Today’s guest post is from producer Cotty Chubb.
Film-makers talk a lot about film-makers and distributors. There’s a lot of the former and not half enough of the latter. But what about the third leg of the stool, the independent film audience? Who are they? What do they want? Where the hell did they go? And how do we get them to come back?
When I was coming up, in the mid-eighties, working for Ed Pressman, independent films were hard to make, but at least the infrastructure was there.
Fueled by the roll-out of the video-cassette, a healthy eco-system developed of audience, distributor and film-maker, with a business model that relied on well-capitalized foreign sales companies, healthy home entertainment divisions, specialty theatrical distributors and a banking system that translated contracts into cash for production. Over twenty-five years, that’s all eroded.
Easy access to capital led to a glut of product. The immutable truth of Gresham’s Law prevailed. Bad movies drove out good. Distributors and financiers vanished. The audience, overwhelmed by mediocre pictures, lost its taste for the new.
Does any of this sound familiar?
I wish I had published this earlier. It comes from Michael Tully, our editor over at HammerToNail.
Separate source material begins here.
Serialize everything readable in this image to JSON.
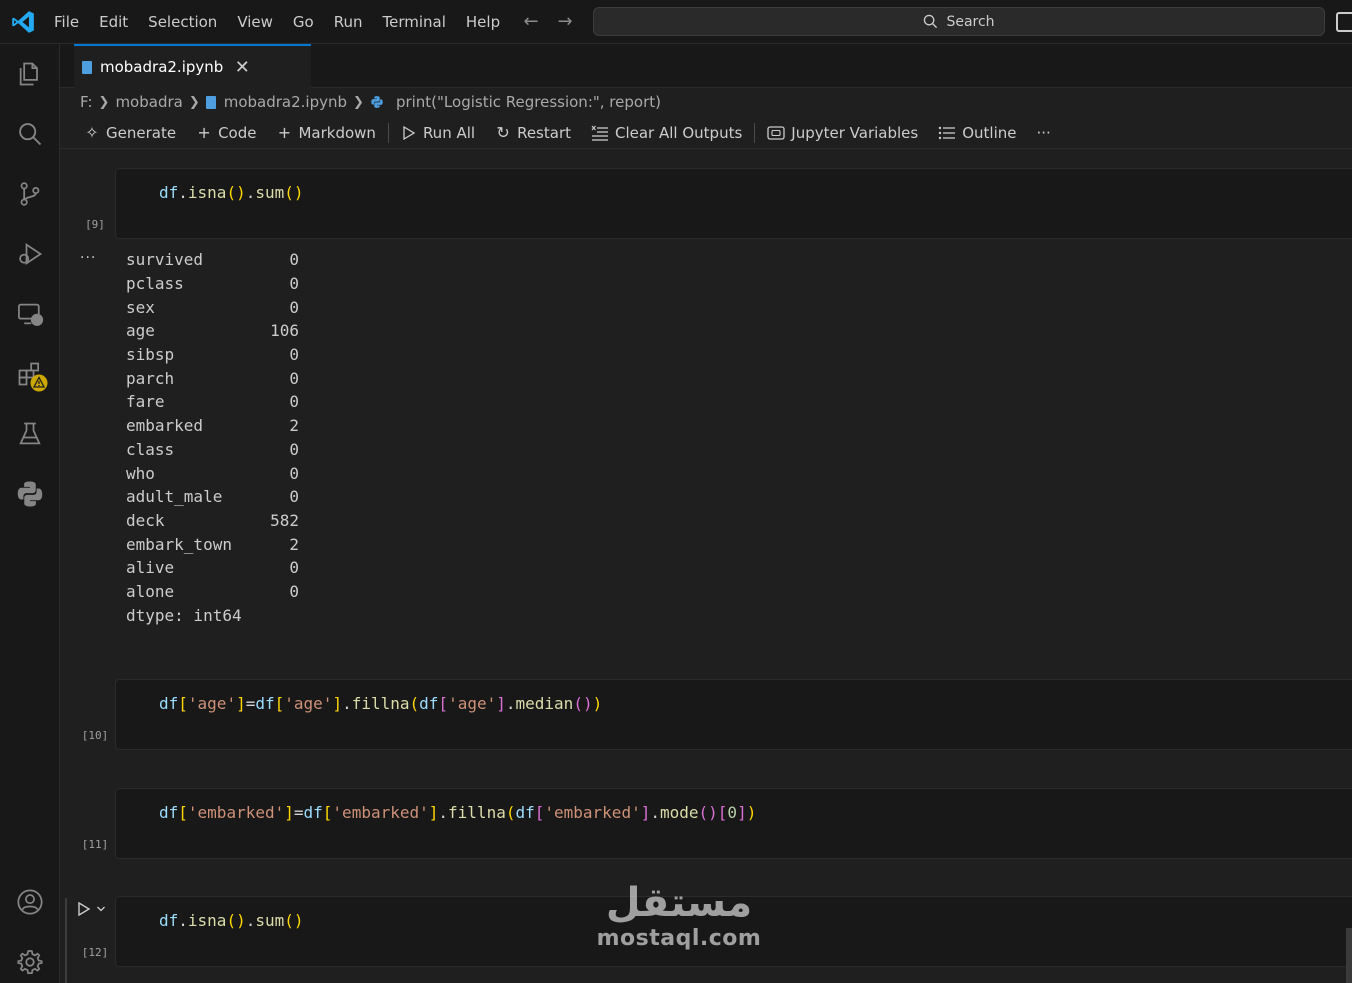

It was originally published on his blog, Boredom At It’s Boredest, on Indiewire. It takes a much different tact than most of what we’ve been discussing here. I totally get it; discussion and strategy about reaching audiences, is exhausting. For some, it will never create better films, or even bring them to audiences. Yet, courtesy of HTN, I have come in contact with a plethora of good films that are not being seen by audiences. I love the spirit of this manifesto, but….
The Take-Back Maifesto
By signing the following petition, we film lovers of all types—critics, reviewers, screenwriters, directors, producers, production assistants, grandparents, art history snobs, coach potatoes, Multiplex squatters, etc.—believe the following to be true:
— We realize that bringing any film into fruition, however great or small the budget, is an outrageously difficult task. We realize this, and yet we don’t care. The final product is all that matters.
— A production’s back-story only becomes relevant after—not before—one has watched the film on a screen. Once we see your film and like (or dislike) it, that is when we will decide if we want to learn more about how it came to be. Not everyone can be Werner Herzog.
— We know that making thought provoking, ambitious, challenging, adventurous films is complicated by the fact that cinema is such an expensive art form. We know this, and yet we say so what. Everyone is a martyr for their art.
Today’s guest post is from filmmaker Bette Gordon (whose Luminous Motion I produced, and will screen at the IFC Center in NYC on Monday night. I plan on being there, and hope to see you there). Everything old is new again!
In 1983, I had just made my first feature film, VARIETY. Its about a woman who sells tickets at a pornographic movie theatre and becomes obsessed with following one of the clients from the theatre into the world of men, money and lower Manhattan. We shot on a very very low budget, with friends and friends of friends. The theatre I used as a location, The Variety Theatre, was a porn theatre on 13th Street and Third Avenue, and after a week of shooting there from 11pm at night until 9am the next morning, we had developed a good relationship with the owner. The projectionist even played the part of “the projectionist” in the movie.
If only 30% of people’s online time is spent viewing content, then there is real hope for indie film. The other 70% of users’ time is spent in search and social. We know that people not only want to discover stuff (like great stories and films) but even more so, they want to talk about it.
One way to define Film is as the transformation of leisure time into intellectual capital and then into social capital.
The question all filmmakers need to ask themselves is what can we do to get the others to talk about film more. How can we improve the conversation people have about film? We have the tools. [...]